Dan Yaccarino reminds us of the power of story. That a tapestry of words can move us to laughter or tears, surprise or inspire us, or inform or expand our worlds is a testament to the power of story. That we can take stories with us wherever we go or find stories along the way is a hopeful thing indeed.
This was the perfect book to help the students understand that stories have a history and that the stories in this library and all libraries all started a very long time ago.

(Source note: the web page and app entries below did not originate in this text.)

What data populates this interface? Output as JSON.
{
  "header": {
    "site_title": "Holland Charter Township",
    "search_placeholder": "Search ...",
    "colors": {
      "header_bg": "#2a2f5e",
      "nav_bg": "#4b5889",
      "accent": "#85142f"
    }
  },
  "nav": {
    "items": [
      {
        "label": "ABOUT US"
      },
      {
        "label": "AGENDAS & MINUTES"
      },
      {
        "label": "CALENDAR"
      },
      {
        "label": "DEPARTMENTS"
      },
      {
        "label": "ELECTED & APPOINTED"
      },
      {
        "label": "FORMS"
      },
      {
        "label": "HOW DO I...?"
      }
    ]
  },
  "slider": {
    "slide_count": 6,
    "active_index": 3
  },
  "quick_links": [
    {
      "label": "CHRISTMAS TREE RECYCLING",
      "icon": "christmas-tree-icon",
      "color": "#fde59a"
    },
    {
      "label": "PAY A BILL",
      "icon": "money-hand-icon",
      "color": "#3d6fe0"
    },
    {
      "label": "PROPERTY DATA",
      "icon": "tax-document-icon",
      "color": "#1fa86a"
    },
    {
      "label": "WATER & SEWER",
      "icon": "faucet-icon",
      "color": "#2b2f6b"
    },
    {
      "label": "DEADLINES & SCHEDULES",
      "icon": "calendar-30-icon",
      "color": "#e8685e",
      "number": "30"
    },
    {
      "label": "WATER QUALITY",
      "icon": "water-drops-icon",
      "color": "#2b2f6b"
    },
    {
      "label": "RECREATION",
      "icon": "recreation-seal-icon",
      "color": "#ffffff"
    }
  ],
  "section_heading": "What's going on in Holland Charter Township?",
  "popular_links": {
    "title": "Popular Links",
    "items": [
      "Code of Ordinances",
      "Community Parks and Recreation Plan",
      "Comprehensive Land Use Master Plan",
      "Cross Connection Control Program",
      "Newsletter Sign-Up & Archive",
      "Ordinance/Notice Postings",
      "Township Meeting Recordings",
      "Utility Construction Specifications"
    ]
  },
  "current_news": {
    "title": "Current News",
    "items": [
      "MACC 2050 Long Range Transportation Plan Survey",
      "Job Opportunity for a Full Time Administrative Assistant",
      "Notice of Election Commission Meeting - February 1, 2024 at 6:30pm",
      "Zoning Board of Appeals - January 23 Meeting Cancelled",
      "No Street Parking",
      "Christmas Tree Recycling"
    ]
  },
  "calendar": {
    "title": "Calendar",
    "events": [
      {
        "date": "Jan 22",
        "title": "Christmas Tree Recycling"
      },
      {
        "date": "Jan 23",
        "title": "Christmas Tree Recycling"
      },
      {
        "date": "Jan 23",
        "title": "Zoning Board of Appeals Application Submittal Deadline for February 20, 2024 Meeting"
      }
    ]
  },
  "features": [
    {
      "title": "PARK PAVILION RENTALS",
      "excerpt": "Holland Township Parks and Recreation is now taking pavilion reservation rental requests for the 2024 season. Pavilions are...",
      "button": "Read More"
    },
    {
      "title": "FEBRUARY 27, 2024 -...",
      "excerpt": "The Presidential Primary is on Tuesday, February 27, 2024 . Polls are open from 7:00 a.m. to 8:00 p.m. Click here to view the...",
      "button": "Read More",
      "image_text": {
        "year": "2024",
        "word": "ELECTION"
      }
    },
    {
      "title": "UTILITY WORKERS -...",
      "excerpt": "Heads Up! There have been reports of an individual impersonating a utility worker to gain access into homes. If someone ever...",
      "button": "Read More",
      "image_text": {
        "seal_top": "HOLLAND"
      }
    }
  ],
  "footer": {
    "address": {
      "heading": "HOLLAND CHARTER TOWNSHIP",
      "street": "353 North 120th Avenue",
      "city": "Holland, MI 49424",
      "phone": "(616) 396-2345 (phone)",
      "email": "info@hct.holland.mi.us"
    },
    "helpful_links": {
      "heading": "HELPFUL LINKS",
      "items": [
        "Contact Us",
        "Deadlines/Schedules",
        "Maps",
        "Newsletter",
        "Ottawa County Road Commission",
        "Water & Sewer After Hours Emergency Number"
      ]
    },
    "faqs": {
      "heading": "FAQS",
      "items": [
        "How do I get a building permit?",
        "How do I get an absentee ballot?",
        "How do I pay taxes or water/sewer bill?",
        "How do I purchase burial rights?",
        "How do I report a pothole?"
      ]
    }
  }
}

The students engaged in a turn and talk with an elbow partner about these two questions:
With this thinking percolating amongst the group, we read I am a Story.
“What is a story?”
“Why are they important?”
After a whole group discussion, the students shared their thinking about these questions:
1. What is a story?
2. Why are stories important?
3. What is a favorite story of yours?
4. How will stories be shared in the future?
After contributing their ideas and browsing and borrowing, the students practiced the art of storytelling using Story Cubes, Tell me a Story, How to Tell a Story.
What story will you read today?